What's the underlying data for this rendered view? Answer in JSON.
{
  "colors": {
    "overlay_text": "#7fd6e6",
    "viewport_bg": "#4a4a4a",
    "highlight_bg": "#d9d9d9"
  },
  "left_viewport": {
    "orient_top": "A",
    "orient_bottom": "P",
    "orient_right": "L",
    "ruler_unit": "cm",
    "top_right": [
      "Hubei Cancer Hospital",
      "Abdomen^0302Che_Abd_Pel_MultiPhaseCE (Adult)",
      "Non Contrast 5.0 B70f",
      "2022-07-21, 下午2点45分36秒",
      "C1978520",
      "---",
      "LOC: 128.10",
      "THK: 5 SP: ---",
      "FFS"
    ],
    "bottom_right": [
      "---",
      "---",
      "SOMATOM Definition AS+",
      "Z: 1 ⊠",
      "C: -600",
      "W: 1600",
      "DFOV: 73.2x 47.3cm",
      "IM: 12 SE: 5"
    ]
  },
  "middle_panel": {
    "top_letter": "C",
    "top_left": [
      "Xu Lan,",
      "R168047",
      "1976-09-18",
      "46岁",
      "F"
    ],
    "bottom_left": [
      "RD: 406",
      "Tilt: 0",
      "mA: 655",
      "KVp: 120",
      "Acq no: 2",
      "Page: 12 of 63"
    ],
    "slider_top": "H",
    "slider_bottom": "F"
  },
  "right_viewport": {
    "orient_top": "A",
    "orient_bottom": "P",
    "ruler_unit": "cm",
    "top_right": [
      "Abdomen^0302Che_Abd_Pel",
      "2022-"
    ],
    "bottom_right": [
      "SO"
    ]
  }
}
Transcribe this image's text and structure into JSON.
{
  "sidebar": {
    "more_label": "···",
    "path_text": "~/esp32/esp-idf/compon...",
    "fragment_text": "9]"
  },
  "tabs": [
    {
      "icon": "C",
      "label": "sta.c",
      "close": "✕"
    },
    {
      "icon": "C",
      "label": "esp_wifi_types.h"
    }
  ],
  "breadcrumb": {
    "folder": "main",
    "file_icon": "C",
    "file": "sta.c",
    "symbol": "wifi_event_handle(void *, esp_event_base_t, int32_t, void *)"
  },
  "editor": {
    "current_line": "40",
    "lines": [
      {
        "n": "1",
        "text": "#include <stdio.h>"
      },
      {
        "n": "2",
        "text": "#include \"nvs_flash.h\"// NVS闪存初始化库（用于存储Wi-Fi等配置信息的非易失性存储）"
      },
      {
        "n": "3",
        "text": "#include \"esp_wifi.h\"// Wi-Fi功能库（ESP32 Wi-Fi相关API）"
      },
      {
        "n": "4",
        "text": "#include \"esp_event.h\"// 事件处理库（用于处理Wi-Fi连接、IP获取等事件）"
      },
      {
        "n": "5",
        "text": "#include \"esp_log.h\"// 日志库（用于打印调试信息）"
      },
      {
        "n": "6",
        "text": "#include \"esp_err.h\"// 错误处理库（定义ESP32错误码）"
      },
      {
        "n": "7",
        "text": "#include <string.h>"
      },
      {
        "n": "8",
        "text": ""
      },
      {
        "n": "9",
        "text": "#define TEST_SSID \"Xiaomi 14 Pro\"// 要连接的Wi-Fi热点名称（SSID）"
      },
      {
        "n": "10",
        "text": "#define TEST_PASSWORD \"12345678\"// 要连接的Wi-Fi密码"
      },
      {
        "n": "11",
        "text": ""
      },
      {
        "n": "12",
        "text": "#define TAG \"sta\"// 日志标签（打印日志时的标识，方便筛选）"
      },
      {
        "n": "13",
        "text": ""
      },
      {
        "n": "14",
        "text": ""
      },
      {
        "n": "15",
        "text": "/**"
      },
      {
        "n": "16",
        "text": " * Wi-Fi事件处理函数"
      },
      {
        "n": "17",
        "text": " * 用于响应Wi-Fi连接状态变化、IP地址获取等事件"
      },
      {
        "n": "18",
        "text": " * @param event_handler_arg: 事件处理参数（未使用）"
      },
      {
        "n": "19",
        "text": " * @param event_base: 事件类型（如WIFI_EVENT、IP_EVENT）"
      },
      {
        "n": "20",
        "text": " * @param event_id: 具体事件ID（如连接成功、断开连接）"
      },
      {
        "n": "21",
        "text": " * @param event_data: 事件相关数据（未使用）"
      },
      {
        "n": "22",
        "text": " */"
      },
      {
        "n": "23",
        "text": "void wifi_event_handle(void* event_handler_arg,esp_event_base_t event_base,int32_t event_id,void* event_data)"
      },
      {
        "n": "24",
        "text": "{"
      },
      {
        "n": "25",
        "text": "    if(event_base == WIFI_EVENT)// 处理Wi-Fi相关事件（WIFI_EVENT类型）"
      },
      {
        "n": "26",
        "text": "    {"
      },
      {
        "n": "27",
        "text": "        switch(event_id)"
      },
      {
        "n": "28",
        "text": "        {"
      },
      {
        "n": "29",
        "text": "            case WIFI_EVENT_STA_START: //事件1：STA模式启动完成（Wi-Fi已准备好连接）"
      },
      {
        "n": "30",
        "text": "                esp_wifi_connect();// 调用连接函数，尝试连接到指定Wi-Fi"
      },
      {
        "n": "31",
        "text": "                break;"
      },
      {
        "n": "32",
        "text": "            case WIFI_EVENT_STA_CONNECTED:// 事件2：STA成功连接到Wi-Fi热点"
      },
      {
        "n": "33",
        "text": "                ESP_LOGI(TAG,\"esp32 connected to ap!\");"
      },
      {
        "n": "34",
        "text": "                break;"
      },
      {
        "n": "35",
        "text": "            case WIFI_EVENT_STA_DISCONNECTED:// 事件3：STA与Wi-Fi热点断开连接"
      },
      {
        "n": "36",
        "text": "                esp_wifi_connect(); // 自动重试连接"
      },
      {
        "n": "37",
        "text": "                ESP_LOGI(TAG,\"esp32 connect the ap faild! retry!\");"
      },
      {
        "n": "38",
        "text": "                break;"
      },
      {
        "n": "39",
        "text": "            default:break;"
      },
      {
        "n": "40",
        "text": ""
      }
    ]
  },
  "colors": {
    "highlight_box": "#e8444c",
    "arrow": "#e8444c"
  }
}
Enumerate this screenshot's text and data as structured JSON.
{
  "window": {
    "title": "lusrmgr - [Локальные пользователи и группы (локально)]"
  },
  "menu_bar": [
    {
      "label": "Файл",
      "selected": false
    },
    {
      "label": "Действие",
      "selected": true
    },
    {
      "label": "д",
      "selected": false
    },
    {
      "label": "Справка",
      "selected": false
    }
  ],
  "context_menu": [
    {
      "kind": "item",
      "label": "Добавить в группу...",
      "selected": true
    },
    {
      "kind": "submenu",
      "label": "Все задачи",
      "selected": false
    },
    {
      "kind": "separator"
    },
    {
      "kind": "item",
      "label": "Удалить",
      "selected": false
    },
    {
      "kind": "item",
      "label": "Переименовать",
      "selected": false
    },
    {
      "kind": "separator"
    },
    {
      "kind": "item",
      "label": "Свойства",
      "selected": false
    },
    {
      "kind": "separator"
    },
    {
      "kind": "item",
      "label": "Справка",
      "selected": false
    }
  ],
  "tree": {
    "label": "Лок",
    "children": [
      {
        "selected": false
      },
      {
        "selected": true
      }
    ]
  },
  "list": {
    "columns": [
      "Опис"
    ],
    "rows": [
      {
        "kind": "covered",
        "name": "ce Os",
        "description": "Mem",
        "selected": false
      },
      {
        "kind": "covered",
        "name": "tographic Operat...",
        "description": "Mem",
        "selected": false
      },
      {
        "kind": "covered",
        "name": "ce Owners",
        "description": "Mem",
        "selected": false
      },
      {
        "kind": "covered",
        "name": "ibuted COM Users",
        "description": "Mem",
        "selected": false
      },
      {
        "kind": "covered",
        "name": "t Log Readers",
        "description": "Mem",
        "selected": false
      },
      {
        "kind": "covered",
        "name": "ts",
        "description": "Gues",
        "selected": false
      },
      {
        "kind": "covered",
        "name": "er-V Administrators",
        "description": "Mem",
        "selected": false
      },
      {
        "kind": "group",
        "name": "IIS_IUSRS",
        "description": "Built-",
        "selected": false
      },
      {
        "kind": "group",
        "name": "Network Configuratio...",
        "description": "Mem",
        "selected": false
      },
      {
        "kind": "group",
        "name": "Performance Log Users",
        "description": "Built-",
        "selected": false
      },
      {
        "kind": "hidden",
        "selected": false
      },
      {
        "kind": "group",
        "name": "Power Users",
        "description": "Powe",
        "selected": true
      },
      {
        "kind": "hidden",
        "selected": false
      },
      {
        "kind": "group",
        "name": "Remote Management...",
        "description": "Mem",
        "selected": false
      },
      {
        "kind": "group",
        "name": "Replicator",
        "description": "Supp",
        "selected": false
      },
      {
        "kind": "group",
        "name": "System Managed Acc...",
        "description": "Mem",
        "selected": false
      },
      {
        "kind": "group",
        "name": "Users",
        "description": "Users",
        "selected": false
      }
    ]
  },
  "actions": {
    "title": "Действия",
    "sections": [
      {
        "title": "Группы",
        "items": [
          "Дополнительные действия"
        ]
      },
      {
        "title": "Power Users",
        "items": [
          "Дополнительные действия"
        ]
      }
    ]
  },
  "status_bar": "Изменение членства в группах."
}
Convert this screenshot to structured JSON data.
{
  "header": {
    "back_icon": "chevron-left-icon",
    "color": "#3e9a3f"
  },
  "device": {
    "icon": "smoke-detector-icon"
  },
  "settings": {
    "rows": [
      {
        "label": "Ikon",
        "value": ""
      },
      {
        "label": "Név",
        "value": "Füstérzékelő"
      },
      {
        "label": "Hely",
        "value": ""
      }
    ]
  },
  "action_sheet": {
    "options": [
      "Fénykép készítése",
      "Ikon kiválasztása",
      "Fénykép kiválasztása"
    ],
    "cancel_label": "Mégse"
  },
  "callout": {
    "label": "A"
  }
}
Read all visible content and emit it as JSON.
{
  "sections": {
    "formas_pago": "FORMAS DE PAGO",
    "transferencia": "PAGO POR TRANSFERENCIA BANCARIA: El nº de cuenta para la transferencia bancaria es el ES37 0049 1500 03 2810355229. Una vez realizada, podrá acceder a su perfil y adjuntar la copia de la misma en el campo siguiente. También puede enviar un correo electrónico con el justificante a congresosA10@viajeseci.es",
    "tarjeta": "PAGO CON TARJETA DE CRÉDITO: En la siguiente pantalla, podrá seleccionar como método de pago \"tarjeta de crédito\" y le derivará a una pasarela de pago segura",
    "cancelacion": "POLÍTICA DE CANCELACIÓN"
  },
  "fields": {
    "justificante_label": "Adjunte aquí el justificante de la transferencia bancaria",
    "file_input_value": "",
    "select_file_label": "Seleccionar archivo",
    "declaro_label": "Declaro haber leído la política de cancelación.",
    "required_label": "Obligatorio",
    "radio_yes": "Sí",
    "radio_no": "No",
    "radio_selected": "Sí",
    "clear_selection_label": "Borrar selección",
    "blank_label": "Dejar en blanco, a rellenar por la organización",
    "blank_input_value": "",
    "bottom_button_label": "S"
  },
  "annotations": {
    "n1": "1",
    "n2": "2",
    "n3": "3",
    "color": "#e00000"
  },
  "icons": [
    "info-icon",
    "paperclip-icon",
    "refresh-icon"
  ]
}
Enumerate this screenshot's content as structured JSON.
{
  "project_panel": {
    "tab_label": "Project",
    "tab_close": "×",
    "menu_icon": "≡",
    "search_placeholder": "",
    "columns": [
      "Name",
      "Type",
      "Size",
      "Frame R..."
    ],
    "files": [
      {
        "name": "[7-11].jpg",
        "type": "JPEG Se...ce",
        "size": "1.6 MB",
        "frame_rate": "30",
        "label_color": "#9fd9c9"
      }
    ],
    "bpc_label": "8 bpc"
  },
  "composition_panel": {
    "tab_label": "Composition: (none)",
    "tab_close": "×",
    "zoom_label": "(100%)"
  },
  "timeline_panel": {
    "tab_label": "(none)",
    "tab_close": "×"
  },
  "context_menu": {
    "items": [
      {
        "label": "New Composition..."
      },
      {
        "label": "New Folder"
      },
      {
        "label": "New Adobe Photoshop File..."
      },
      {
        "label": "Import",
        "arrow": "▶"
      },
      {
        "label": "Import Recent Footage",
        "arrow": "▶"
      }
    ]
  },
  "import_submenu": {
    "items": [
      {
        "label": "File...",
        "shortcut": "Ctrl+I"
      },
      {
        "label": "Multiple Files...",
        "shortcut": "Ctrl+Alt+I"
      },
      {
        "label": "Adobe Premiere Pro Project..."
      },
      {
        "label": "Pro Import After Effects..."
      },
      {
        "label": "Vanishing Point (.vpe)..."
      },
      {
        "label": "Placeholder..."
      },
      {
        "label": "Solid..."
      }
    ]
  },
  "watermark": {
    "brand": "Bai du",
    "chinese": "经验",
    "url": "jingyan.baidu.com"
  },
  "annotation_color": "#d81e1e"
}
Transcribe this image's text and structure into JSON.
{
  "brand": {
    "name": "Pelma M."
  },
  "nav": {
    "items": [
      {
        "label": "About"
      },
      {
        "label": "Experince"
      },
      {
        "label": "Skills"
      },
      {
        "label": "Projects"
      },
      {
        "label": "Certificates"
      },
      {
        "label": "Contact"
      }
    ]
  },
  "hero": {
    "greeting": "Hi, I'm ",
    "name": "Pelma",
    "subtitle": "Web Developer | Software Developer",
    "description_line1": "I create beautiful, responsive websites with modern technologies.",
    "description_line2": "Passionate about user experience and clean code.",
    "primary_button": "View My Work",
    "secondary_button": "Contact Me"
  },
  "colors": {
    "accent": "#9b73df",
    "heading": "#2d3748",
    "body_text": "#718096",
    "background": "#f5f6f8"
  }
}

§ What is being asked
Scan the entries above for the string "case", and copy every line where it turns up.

§ The completed task
        "text": "            case WIFI_EVENT_STA_START: //事件1：STA模式启动完成（Wi-Fi已准备好连接）"
        "text": "            case WIFI_EVENT_STA_CONNECTED:// 事件2：STA成功连接到Wi-Fi热点"
        "text": "            case WIFI_EVENT_STA_DISCONNECTED:// 事件3：STA与Wi-Fi热点断开连接"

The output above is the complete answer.